A European Union supporter in Birmingham, England, protests against the country's plans to withdraw from the EU. File photo: REUTERS
A European Union supporter in Birmingham, England, protests against the country's plans to withdraw from the EU. File photo: REUTERS

Brussels — The EU said on Thursday that it was discussing plans with UN agencies to set up migrant processing centres in north African and other countries but insisted it would not create a "Guantanamo Bay for migrants".

The European Commission, the bloc’s executive arm, said it envisaged deals that fully protect migrants rescued at sea, under a proposal that will be debated at next week’s EU summit in Brussels. "I want to be very clear on this. I’m against a Guantanamo Bay for migrants," migration commissioner Dimitris Avramopoulos told a news briefing. "This is something that is against our European values."

Washington triggered global outrage when it began using the US naval base in Guantanamo Bay Cuba to hold terror suspects in harsh conditions after the September 11 2001 attacks.

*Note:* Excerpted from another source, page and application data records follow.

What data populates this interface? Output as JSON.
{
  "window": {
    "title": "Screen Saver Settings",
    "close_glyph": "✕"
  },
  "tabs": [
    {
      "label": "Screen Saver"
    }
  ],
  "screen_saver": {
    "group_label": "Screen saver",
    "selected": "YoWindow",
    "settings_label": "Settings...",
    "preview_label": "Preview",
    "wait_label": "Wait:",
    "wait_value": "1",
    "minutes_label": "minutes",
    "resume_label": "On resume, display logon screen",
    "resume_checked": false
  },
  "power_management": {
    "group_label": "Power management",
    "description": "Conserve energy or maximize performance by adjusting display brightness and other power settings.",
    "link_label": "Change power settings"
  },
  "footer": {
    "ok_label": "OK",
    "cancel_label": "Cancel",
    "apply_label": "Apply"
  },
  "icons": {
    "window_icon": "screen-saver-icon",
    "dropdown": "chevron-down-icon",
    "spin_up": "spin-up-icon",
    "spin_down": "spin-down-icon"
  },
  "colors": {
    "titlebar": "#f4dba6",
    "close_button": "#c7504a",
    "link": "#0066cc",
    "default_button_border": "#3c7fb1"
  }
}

"We are exploring together with the International Organisation for Migration (IOM) and the UN High Commissioner for Refugees how we can further engage northern African countries in discussions on possibilities for regional disembarkation schemes," Avramopoulos said.

The EU is already working with the IOM and the UNHCR to help migrants in detention centres in Libya return to their countries in sub-Saharan Africa.

Avramopoulos said the UN agencies would ensure genuine refugees fleeing war or persecution can settle in Europe while economic migrants are returned home in dignity and with enough resources to restart their lives. In addition to north African countries, such as Tunisia, Brussels is also considering non-EU countries in Europe, such as Albania.

However, Avramopoulos said "no expression of willingness" has come from a potential host country because the EU is still discussing how the centres will work and has made no formal proposal.

"The way I see this is as an agreement of countries around the Mediterranean to ensure the people get the protection they need and are treated with the dignity they deserve," he said. "But it must also mean that getting on the boat does not mean a free ride to the EU." He confirmed the EU would make sure the centres are in a safe place.

EU leaders are to discuss the centres at a June 28-29 summit as the bloc seeks to bolster its external borders. A mini-summit is due on Sunday to try to break the deadlock over reforming asylum rules that stipulate migrants must be processed in the country where they first arrive.

Countries such as Italy and Greece complain they have unfairly had to shoulder the burden since the EU was hit in 2015 by its worst migration crisis since the Second World War.